Odd couples have become a fixture of Irish cinema in recent times. Handsome Devil, Tomato Red, A Date for Mad Mary and many other films have featured unlikely pairings at the centre of their narratives.
The Drummer and the Keeper also offers an odd couple, as well as another feature of the recent Irish cinema: a focus on mental health.
Nick Kelly’s debut feature has a very literal title. The Drummer and the Keeper concerns Gabriel (Dermot Murphy) a drummer with bipolar disorder whose behaviour is becoming increasingly destructive.
Gabriel’s therapist, Dr Flahavan, suggests that he attend a mixed-ability football game as a form of therapy. Gabriel is reluctant to do so, but goes along with the treatment to appease his bandmates.
At football practice Gabriel meets the titular keeper, Christopher (Jacob McCarthy), who has Asperger’s syndrome and appears single-minded in his quest to become a professional goalkeeper.
Christopher’s dedication and Gabriel’s devil-may-care attitude make them fast enemies on the pitch, but, as is the case with buddy pictures, this uneasiness soon gives way to an unexpected friendship.
Much like Christopher and goalkeeping, Gabriel is fixated on becoming a professional musician. This desire manifests itself through hallucinations. Gabriel is convinced that an established pop star is attending his shows.
The Drummer and the Keeper impresses with the strength of its visuals from moment one. Kelly’s ability to visualise Gabriel’s mental health through cinematic conventions like point-of-view shots and match cuts helps the audience identify with a character whose actions aren’t always relatable.
These sequences are presented from Gabriel’s point of view. The camera rapid-cuts between faces in the crowd, always with heavy depth of field and strong backlighting, making the imaginary attendee appear as if she is surrounded by flames. Not just a neat visual, these scenes are also a clever way of letting us into Gabriel’s world.
Christopher’s world is harder to illustrate in such a manner. The script and McCarthy’s intonation and mannerisms do much of the characterisation. Christopher doesn’t read social cues all that well and steers conversations towards subjects he’s passionate about. His encyclopedic knowledge of football and Lego makes for some amusing interplay between himself and Gabriel, who doesn’t much care for either topic.
There’s a sweetness to Gabriel’s behaviour as we see a gradually building concern for Christopher’s well-being run up against his reputation as a bad seed. He tries to play it cool but the affection is there for the audience to see.
What binds these young men together is the directed nature of their lives. An intervention at the start of the film sees Gabriel curb the more extreme aspects of his rock-and-roll lifestyle, but his drumming suffers as a result.

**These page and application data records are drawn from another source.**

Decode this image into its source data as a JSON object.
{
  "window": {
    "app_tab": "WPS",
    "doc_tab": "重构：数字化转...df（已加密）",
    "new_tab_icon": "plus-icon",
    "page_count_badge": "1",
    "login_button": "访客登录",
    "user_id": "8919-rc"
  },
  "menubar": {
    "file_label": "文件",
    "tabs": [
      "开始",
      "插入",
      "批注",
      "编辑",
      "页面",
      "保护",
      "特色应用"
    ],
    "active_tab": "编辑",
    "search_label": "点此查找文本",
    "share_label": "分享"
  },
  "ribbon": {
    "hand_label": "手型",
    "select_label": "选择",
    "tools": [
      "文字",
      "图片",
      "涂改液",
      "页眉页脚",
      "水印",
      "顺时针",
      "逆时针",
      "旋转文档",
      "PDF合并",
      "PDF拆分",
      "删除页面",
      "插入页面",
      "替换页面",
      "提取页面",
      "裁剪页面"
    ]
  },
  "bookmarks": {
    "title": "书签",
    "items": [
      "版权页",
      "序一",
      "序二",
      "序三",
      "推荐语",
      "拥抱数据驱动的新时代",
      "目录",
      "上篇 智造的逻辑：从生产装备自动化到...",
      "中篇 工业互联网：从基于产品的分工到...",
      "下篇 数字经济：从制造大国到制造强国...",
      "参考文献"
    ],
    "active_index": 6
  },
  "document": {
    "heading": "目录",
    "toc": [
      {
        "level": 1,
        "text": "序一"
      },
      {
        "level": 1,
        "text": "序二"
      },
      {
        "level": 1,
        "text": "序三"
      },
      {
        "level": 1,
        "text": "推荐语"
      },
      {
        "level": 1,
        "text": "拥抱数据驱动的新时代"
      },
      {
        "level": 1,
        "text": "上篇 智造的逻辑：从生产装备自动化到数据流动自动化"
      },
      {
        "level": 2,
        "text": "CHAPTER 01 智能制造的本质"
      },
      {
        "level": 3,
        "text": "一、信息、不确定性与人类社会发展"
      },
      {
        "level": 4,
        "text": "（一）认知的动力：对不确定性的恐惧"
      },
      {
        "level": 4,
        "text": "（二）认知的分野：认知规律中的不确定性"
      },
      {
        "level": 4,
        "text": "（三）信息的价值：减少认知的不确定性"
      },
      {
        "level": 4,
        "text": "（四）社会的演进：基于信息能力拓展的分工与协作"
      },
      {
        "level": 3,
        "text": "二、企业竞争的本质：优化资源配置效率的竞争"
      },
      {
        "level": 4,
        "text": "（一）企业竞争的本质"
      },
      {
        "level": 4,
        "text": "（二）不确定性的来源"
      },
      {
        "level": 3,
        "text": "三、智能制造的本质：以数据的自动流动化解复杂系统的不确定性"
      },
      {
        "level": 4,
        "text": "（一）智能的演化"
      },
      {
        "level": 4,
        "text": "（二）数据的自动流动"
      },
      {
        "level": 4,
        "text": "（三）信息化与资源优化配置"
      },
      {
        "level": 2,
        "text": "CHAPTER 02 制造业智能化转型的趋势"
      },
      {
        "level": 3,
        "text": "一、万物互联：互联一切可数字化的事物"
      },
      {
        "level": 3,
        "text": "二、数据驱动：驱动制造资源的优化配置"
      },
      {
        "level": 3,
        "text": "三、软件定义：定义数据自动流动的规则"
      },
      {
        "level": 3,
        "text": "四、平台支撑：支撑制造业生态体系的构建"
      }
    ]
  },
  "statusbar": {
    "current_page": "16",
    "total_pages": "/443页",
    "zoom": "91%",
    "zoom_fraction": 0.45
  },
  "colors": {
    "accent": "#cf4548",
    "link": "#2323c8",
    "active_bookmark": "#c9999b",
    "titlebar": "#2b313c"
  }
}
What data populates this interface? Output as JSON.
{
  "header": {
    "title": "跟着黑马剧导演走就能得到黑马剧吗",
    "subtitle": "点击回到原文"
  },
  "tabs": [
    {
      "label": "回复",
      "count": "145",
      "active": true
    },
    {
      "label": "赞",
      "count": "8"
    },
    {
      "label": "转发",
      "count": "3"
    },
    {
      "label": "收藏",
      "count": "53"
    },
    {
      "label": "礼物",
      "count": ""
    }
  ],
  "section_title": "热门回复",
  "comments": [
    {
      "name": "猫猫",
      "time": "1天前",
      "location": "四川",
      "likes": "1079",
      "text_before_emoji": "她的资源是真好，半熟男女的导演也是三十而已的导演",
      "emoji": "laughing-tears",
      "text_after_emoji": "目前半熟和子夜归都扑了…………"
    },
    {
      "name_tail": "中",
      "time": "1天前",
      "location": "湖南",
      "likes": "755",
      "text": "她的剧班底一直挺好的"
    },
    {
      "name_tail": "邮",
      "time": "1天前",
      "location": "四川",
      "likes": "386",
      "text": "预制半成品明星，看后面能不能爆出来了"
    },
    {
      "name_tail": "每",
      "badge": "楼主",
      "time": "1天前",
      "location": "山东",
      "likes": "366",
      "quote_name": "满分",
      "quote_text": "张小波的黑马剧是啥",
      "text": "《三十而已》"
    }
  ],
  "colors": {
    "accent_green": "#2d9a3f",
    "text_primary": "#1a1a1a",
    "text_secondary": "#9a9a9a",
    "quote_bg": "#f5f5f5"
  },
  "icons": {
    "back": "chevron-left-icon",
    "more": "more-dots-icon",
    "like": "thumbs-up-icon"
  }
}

Gabriel is stuck between wanting to do right by himself and do what’s right for the band. He receives contradictory orders from his bandmates, who want him to shape up but perform as well as he always has. Christopher’s life is also heavily structured and pre-defined; he has no say in his living circumstances.
The Drummer and the Keeper shows us the growing trust and reliance between Gabriel and Christopher in touching scenes of sweetness and bonding. They practice penalties together and talk about life and love. Scenes like these feed into a underlying tension in the film. We see Gabriel at his best, capable of lifting Christopher’s spirits, but we also see a dangerous side to the drummer.
The movie opens with the memorable image of Gabriel setting a couch alight on a beach. Later he lights his car, a hearse, on fire after a confrontation with his sister and bandmates. His behaviour is unpredictable and extreme and unlike Christopher, Gabriel’s anger doesn’t stop at stomping feet and shouting.
Dermot Murphy is a terrifying force of nature in these sequences. There are some wholly convincing and uncomfortable scenes of endurance drumming sessions that brought The Red Shoes to mind in their intensity and longevity. You can feel the blisters forming on Gabriel’s fingers as he tries in desperation to get back the spark.
One sequence featuring a betrayal by his bandmates and a deftly thrown microphone showcases the energy and intensity that Murphy brings to the performance. At times, the film plays out like some lost segment from The Decline of Western Civilisation Part II in its depiction of the high highs and rock-bottom lows of rock ’n’ roll. Nick Kelly’s own musical endeavours undoubtedly inform these sequences.
The narrative is such that Gabriel is a sympathetic character even when his actions are at their most extreme, as he lashes out at the world, and at Christopher in particular, in a heart-rending arson spree.
We feel for both parties in the aftermath of this sequence. The cruelty of Gabriel’s actions is intercut with visions of his pop star admirer and his mother’s coffin entering a furnace. The culmination of these flashbacks into a montage of sorts is effective and powerful.
The film moves toward a resolution that gives further meaning to the film’s title. The Drummer and the Keeper is an impressive feature debut, well-observed, earnest in its execution and filled with humanity.